### Work to complete
Your answer must be an exact copy of the data below, minus any pictures.

### Material supplied
***

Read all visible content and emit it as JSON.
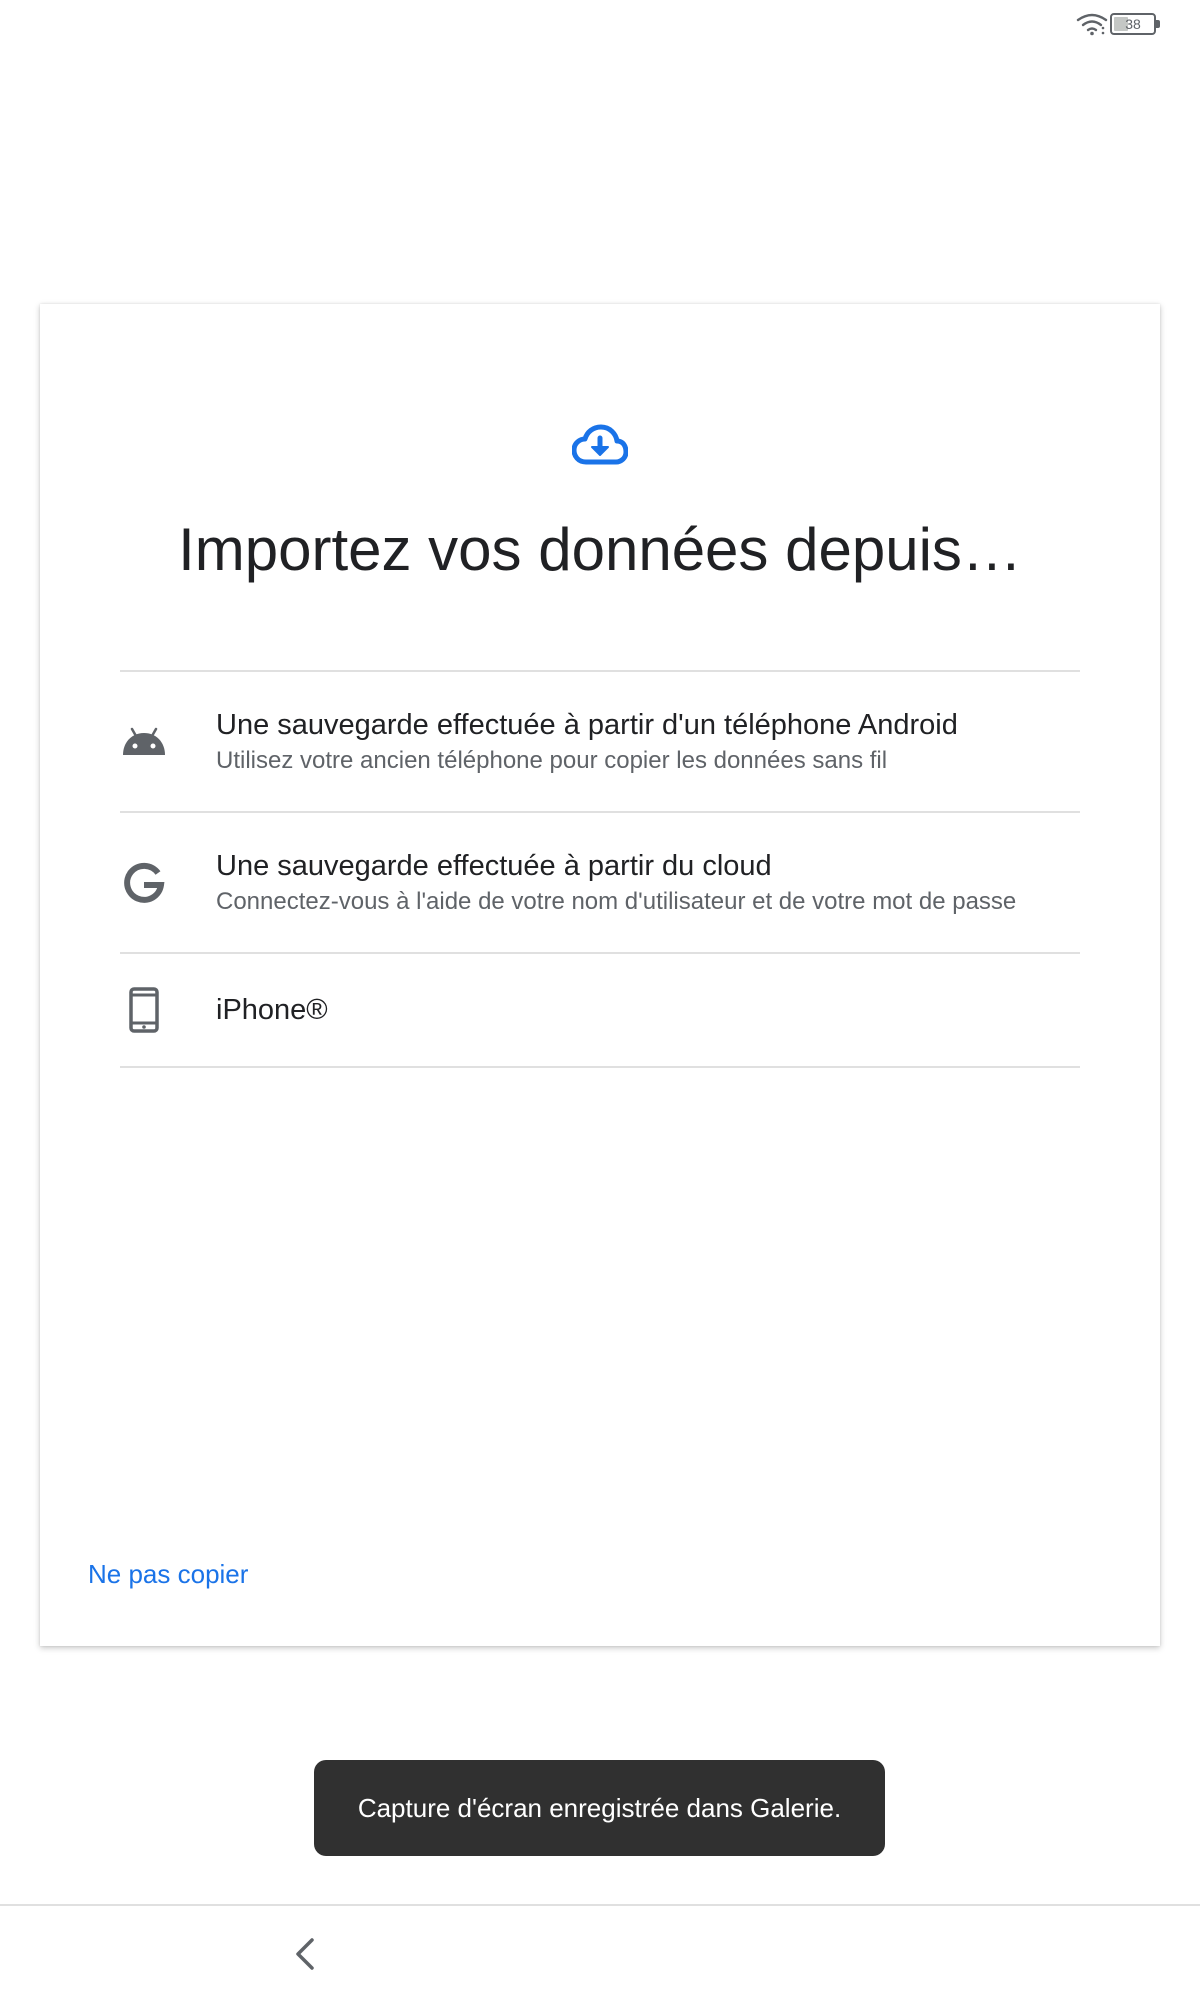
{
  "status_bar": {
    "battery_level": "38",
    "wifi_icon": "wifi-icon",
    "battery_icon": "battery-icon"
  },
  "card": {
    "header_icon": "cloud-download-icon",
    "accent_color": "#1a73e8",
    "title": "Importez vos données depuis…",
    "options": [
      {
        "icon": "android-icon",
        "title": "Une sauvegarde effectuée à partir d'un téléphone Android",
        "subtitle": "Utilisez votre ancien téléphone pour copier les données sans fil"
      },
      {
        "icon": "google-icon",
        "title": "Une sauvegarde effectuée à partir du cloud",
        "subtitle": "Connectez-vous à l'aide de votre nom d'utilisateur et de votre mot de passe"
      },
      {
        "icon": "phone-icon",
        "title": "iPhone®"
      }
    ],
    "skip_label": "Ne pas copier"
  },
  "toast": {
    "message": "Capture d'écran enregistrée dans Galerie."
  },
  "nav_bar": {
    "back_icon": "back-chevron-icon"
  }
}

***

### Task answer
Read all visible content and emit it as JSON.
{
  "status_bar": {
    "battery_level": "38",
    "wifi_icon": "wifi-icon",
    "battery_icon": "battery-icon"
  },
  "card": {
    "header_icon": "cloud-download-icon",
    "accent_color": "#1a73e8",
    "title": "Importez vos données depuis…",
    "options": [
      {
        "icon": "android-icon",
        "title": "Une sauvegarde effectuée à partir d'un téléphone Android",
        "subtitle": "Utilisez votre ancien téléphone pour copier les données sans fil"
      },
      {
        "icon": "google-icon",
        "title": "Une sauvegarde effectuée à partir du cloud",
        "subtitle": "Connectez-vous à l'aide de votre nom d'utilisateur et de votre mot de passe"
      },
      {
        "icon": "phone-icon",
        "title": "iPhone®"
      }
    ],
    "skip_label": "Ne pas copier"
  },
  "toast": {
    "message": "Capture d'écran enregistrée dans Galerie."
  },
  "nav_bar": {
    "back_icon": "back-chevron-icon"
  }
}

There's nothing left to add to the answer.